The Nigerian Civil Aviation Authority (NCAA) has denied media reports alleging that the Federal Government through the agency has issued a directive banning travellers without proof of Covid-19 vaccination from travelling both local and international flights.
The aviation sector regulator said there was no iota of truth about such action which was allegedly supposed to take effect from December 1, 2021, and asked the general public to discountenance such news.
According to the News Agency of Nigeria, this disclosure is contained in a statement issued by the General Manager Public Relations of NCAA, Mr Sam Adurogboye, on Thursday in Lagos, saying that no such directive emanated from the agency.
What the Spokesman of NCAA is saying in the statement
Adurogboye said, “We want to state categorically that no such directive emanated from the government through NCAA. Therefore, the Authority is calling on the public to discountenance such news as there is no iota of truth in it.
“On the other hand, we want to enjoin purveyors of such unfounded news to cross-check facts before publishing.’’
The general manager expressed NCAA’s continuous support for all government initiatives to curb the spread of the Delta variant.

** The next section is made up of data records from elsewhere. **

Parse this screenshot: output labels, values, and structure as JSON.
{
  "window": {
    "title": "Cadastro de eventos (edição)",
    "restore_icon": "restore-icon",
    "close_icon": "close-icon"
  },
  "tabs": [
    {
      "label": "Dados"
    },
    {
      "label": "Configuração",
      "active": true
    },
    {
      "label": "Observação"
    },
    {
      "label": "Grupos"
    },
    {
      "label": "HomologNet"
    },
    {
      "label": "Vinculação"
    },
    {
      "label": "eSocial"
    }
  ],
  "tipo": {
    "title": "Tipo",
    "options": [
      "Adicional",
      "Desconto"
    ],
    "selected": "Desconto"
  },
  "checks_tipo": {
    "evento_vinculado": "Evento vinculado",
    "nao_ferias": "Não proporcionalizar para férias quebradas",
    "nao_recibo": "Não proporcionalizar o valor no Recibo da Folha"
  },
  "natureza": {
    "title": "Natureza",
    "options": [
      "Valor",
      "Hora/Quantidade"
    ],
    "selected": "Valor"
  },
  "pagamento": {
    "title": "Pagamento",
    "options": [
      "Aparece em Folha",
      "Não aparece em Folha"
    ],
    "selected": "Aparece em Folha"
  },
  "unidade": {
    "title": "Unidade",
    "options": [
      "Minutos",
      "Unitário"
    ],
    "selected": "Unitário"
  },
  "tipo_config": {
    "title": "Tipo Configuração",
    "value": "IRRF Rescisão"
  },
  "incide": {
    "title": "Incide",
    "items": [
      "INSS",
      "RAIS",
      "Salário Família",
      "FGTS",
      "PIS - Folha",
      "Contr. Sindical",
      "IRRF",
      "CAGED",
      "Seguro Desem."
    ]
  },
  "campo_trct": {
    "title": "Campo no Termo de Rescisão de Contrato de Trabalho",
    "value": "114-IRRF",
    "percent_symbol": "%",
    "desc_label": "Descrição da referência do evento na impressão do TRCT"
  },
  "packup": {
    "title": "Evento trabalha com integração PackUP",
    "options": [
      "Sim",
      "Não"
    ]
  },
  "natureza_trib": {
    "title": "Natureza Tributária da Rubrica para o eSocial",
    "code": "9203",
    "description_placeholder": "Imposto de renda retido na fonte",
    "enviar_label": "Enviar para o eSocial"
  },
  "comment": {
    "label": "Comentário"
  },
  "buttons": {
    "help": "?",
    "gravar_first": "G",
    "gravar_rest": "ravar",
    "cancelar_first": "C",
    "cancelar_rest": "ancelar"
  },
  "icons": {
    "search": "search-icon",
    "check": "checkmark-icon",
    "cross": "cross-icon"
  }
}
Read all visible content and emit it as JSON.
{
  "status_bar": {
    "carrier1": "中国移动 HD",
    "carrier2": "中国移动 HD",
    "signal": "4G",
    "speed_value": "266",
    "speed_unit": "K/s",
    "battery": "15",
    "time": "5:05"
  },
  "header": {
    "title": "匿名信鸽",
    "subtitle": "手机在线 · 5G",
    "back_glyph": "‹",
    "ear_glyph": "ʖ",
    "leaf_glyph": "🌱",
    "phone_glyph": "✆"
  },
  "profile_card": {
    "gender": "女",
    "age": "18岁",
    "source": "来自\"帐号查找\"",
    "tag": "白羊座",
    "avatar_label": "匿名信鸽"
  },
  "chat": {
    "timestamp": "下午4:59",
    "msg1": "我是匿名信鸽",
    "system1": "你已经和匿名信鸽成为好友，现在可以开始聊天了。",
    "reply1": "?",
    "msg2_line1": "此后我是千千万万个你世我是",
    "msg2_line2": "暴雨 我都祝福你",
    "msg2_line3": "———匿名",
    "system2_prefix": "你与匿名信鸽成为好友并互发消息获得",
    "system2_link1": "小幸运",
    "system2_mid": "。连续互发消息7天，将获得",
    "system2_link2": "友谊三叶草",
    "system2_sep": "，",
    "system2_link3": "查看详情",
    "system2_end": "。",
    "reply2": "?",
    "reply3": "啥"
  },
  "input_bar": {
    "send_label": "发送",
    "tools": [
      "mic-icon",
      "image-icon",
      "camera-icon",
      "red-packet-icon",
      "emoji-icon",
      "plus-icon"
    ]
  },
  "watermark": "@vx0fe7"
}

He added, “However, we expect strict adherence to safety protocols in and out of the airports by wearing our facemask, washing our hands periodically, using alcohol-based hand sanitiser, maintaining social distance and avoiding crowded space.’’
What you should know
Recall that some weeks ago, the NCAA directed foreign airlines to board passengers travelling to Nigeria who are unable to show evidence of payment for a repeat Covid-19 test.
The Director-General of NCAA, Musa Nuhu, in a letter to all airlines operating international flights, said the decision was taken due to challenges facing some travellers to Nigeria.
According to the DG, travellers are now finding it difficult to fill their health and travel history into Nigeria International Travel Portal (NITP).
As part of Covid-19 rules, passengers pay for a polymerase chain reaction (PCR) test, which they are expected to do after seven days of quarantine.